Through a traceback investigation, the FDA and the CDPH evaluated the ingredient list of the recalled salads. Romaine lettuce from a farm in California was the only common ingredient in the salads that was identified during the traceback investigation. The traceback indicates that romaine lettuce from the farm in California was a likely vehicle for the outbreak.
On November 21, 2013, CDPH collected 10 environmental (soil and water) samples from the harvest field and surrounding areas of the California farm. Five samples from the surrounding areas of the harvest field tested positive for E. coli O157:H7, although the strain of the E. coli recovered did not match the outbreak strain.
FDA and CDPH investigators observed two cattle operations located near the harvest fields, a possible source of cross contamination. On December 11, 2013, FDA collected one additional environmental sample, consisting of 25 sub-samples of soil from the California farm and those tested negative for E. coli O157:H7. Based on the epidemiologic investigation, traceback findings, E. coli O157:H7 positive environmental samples in proximity of a harvest field, and presence of cattle operations, FDA informed the firm of the risks associated with harvesting ready to eat foods such as lettuce from a field in close proximity to cattle operations and will continue working with the firm to ensure measures to control cross contamination are implemented.
Consumers with questions may contact Atherstone Foods at (510) 236-8905 Mon-Fri 9:00 a.m. – 5:00 p.m. PST.
Consumers should always practice safe food handling and preparation measures.

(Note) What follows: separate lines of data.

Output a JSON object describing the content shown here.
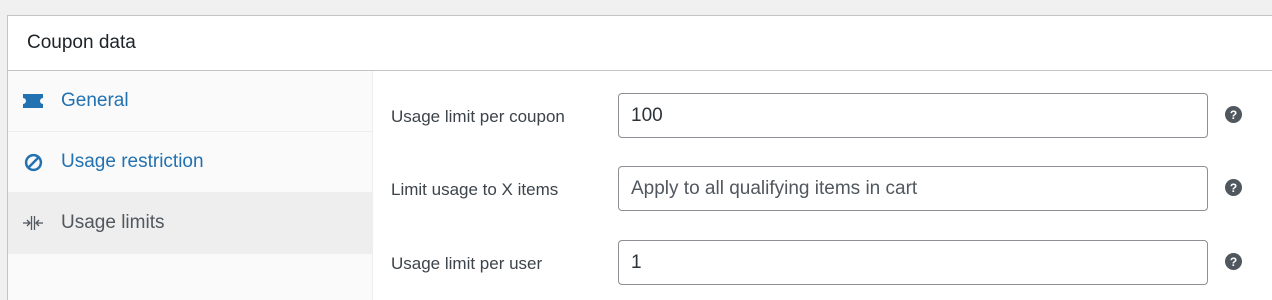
{
  "panel": {
    "title": "Coupon data"
  },
  "tabs": [
    {
      "label": "General",
      "icon": "ticket-icon",
      "active": false
    },
    {
      "label": "Usage restriction",
      "icon": "restricted-icon",
      "active": false
    },
    {
      "label": "Usage limits",
      "icon": "limits-icon",
      "active": true
    }
  ],
  "fields": [
    {
      "label": "Usage limit per coupon",
      "value": "100",
      "placeholder": ""
    },
    {
      "label": "Limit usage to X items",
      "value": "",
      "placeholder": "Apply to all qualifying items in cart"
    },
    {
      "label": "Usage limit per user",
      "value": "1",
      "placeholder": ""
    }
  ],
  "help_glyph": "?",
  "colors": {
    "link": "#2271b1",
    "active_tab_bg": "#eeeeee",
    "border": "#c3c4c7"
  }
}
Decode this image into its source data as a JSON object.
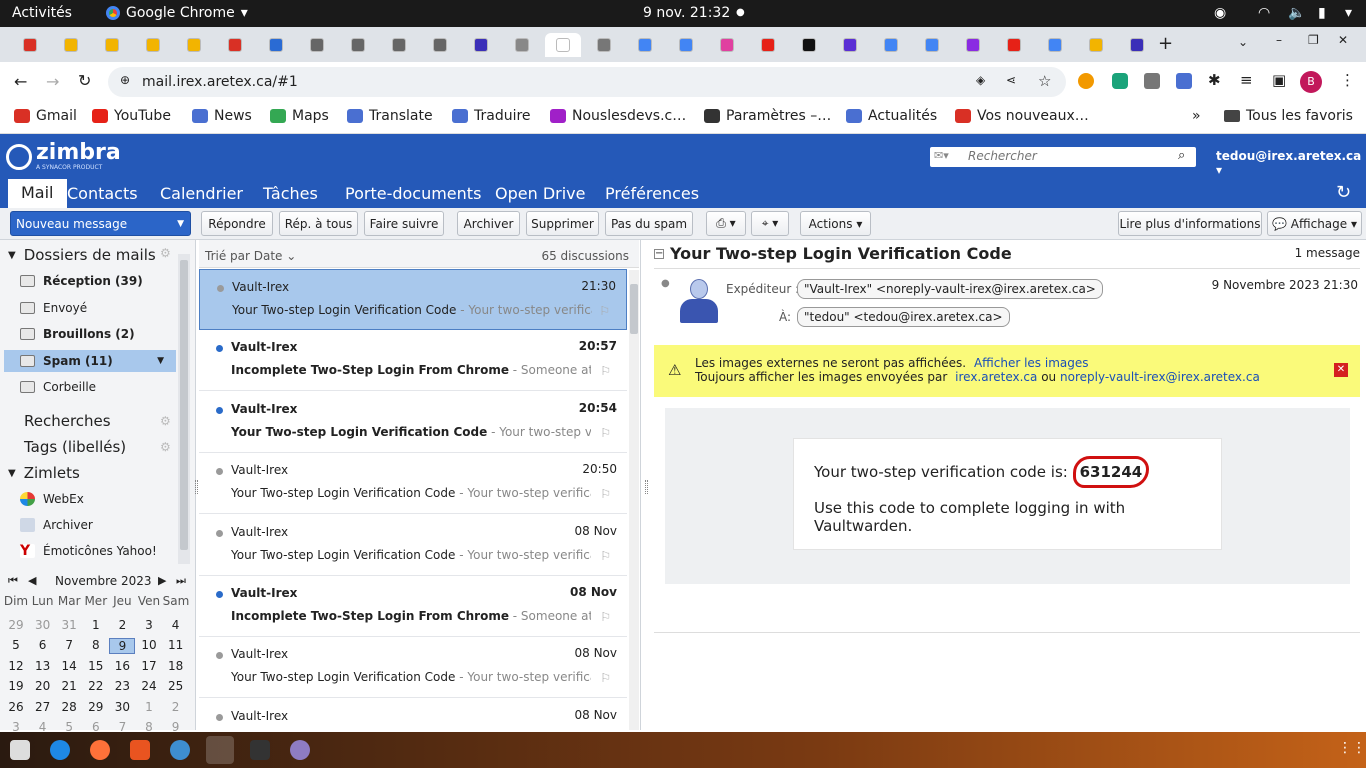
{
  "os_bar": {
    "activities": "Activités",
    "app": "Google Chrome",
    "clock": "9 nov.  21:32"
  },
  "browser": {
    "url": "mail.irex.aretex.ca/#1",
    "bookmarks": [
      {
        "label": "Gmail",
        "icon": "gmail-icon",
        "color": "#d93025"
      },
      {
        "label": "YouTube",
        "icon": "youtube-icon",
        "color": "#e62117"
      },
      {
        "label": "News",
        "icon": "news-icon",
        "color": "#4a6fd1"
      },
      {
        "label": "Maps",
        "icon": "maps-icon",
        "color": "#34a853"
      },
      {
        "label": "Translate",
        "icon": "translate-icon",
        "color": "#4a6fd1"
      },
      {
        "label": "Traduire",
        "icon": "translate-icon",
        "color": "#4a6fd1"
      },
      {
        "label": "Nouslesdevs.c…",
        "icon": "nouslesdevs-icon",
        "color": "#a020c8"
      },
      {
        "label": "Paramètres –…",
        "icon": "gear-icon",
        "color": "#333"
      },
      {
        "label": "Actualités",
        "icon": "news-icon",
        "color": "#4a6fd1"
      },
      {
        "label": "Vos nouveaux…",
        "icon": "gmail-icon",
        "color": "#d93025"
      }
    ],
    "all_bookmarks": "Tous les favoris"
  },
  "zimbra": {
    "logo": "zimbra",
    "logo_sub": "A SYNACOR PRODUCT",
    "search_placeholder": "Rechercher",
    "user": "tedou@irex.aretex.ca",
    "tabs": [
      "Mail",
      "Contacts",
      "Calendrier",
      "Tâches",
      "Porte-documents",
      "Open Drive",
      "Préférences"
    ]
  },
  "toolbar": {
    "new_message": "Nouveau message",
    "reply": "Répondre",
    "reply_all": "Rép. à tous",
    "forward": "Faire suivre",
    "archive": "Archiver",
    "delete": "Supprimer",
    "not_spam": "Pas du spam",
    "actions": "Actions",
    "read_more": "Lire plus d'informations",
    "view": "Affichage"
  },
  "sidebar": {
    "folders_title": "Dossiers de mails",
    "folders": [
      {
        "label": "Réception (39)",
        "bold": true
      },
      {
        "label": "Envoyé",
        "bold": false
      },
      {
        "label": "Brouillons (2)",
        "bold": true
      },
      {
        "label": "Spam (11)",
        "bold": true
      },
      {
        "label": "Corbeille",
        "bold": false
      }
    ],
    "searches": "Recherches",
    "tags": "Tags (libellés)",
    "zimlets_title": "Zimlets",
    "zimlets": [
      "WebEx",
      "Archiver",
      "Émoticônes Yahoo!"
    ]
  },
  "calendar": {
    "month": "Novembre 2023",
    "weekdays": [
      "Dim",
      "Lun",
      "Mar",
      "Mer",
      "Jeu",
      "Ven",
      "Sam"
    ],
    "days": [
      [
        "29",
        "30",
        "31",
        "1",
        "2",
        "3",
        "4"
      ],
      [
        "5",
        "6",
        "7",
        "8",
        "9",
        "10",
        "11"
      ],
      [
        "12",
        "13",
        "14",
        "15",
        "16",
        "17",
        "18"
      ],
      [
        "19",
        "20",
        "21",
        "22",
        "23",
        "24",
        "25"
      ],
      [
        "26",
        "27",
        "28",
        "29",
        "30",
        "1",
        "2"
      ],
      [
        "3",
        "4",
        "5",
        "6",
        "7",
        "8",
        "9"
      ]
    ],
    "today": "9"
  },
  "list": {
    "sort": "Trié par Date",
    "count": "65 discussions",
    "rows": [
      {
        "from": "Vault-Irex",
        "time": "21:30",
        "subject": "Your Two-step Login Verification Code",
        "fragment": " - Your two-step verification co",
        "unread": false,
        "selected": true
      },
      {
        "from": "Vault-Irex",
        "time": "20:57",
        "subject": "Incomplete Two-Step Login From Chrome",
        "fragment": " - Someone attempted",
        "unread": true,
        "selected": false
      },
      {
        "from": "Vault-Irex",
        "time": "20:54",
        "subject": "Your Two-step Login Verification Code",
        "fragment": " - Your two-step verificatior",
        "unread": true,
        "selected": false
      },
      {
        "from": "Vault-Irex",
        "time": "20:50",
        "subject": "Your Two-step Login Verification Code",
        "fragment": " - Your two-step verification co",
        "unread": false,
        "selected": false
      },
      {
        "from": "Vault-Irex",
        "time": "08 Nov",
        "subject": "Your Two-step Login Verification Code",
        "fragment": " - Your two-step verification co",
        "unread": false,
        "selected": false
      },
      {
        "from": "Vault-Irex",
        "time": "08 Nov",
        "subject": "Incomplete Two-Step Login From Chrome",
        "fragment": " - Someone attempted",
        "unread": true,
        "selected": false
      },
      {
        "from": "Vault-Irex",
        "time": "08 Nov",
        "subject": "Your Two-step Login Verification Code",
        "fragment": " - Your two-step verification co",
        "unread": false,
        "selected": false
      },
      {
        "from": "Vault-Irex",
        "time": "08 Nov",
        "subject": "",
        "fragment": "",
        "unread": false,
        "selected": false
      }
    ]
  },
  "reader": {
    "title": "Your Two-step Login Verification Code",
    "count": "1 message",
    "from_label": "Expéditeur :",
    "from": "\"Vault-Irex\" <noreply-vault-irex@irex.aretex.ca>",
    "to_label": "À:",
    "to": "\"tedou\" <tedou@irex.aretex.ca>",
    "date": "9 Novembre 2023 21:30",
    "warn1": "Les images externes ne seront pas affichées.",
    "warn_link": "Afficher les images",
    "warn2": "Toujours afficher les images envoyées par",
    "warn_domain": "irex.aretex.ca",
    "warn_or": "ou",
    "warn_addr": "noreply-vault-irex@irex.aretex.ca",
    "body1": "Your two-step verification code is: ",
    "code": "631244",
    "body2": "Use this code to complete logging in with Vaultwarden."
  },
  "colors": {
    "zimbra_blue": "#2559b8",
    "selected_row": "#a8c8ec",
    "warning": "#fafa7a",
    "unread_dot": "#2a6bc9"
  }
}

At home, wash hands, utensils, and surfaces with hot, soapy water before and after handling food; keep raw meat, poultry, and seafood separate from fresh produce and other ready-to-eat foods; cook foods to the proper temperature; and refrigerate perishable foods promptly.
E. coli is an important cause of human illness in the United States. Consumers can find more information about E. coli and steps people can take to reduce their risk for infection at the following links:
Foodsafety.gov: Food Poisoning - E. coli
CDC: CDC E. coli homepage
Consumers with questions may contact Atherstone Foods at (510) 236-8905 Mon-Fri 9am-5pm PST.
Contact your healthcare provider if you have diarrhea that lasts for more than 3 days, or is accompanied by high fever, blood in the stool, or so much vomiting that you cannot keep liquids down and you pass very little urine.
The FDA encourages consumers with questions about food safety to call 1-888-SAFEFOOD Monday through Friday between 10 a.m. and 4 p.m. Eastern time, or to consult the fda.gov website: www.fda.gov.
The FDA provides guidance, The Guide to Minimize Microbial Food Safety Hazards: The Guide at a Glance, to assist domestic and foreign growers, packers, and shippers of unprocessed or minimally processed (raw) fresh fruits and vegetables by increasing awareness of potential hazards and providing suggestions for practices to minimize these hazards. The guidance will be most effective when used to evaluate individual operations and to institute good agricultural and good manufacturing practices (GAPs and GMPs) appropriate to the individual operations.
In January 2013, the FDA released for public comment its proposed rule to establish science-based standards for growing, harvesting, packing and holding produce on domestic and foreign farms. The rule is one of five proposed rules that would lay the cornerstone for the prevention-based, modern food safety system mandated by the FDA Food Safety Modernization Act. For more information on the Proposed Rule for Produce Safety, please visit FDA’s website.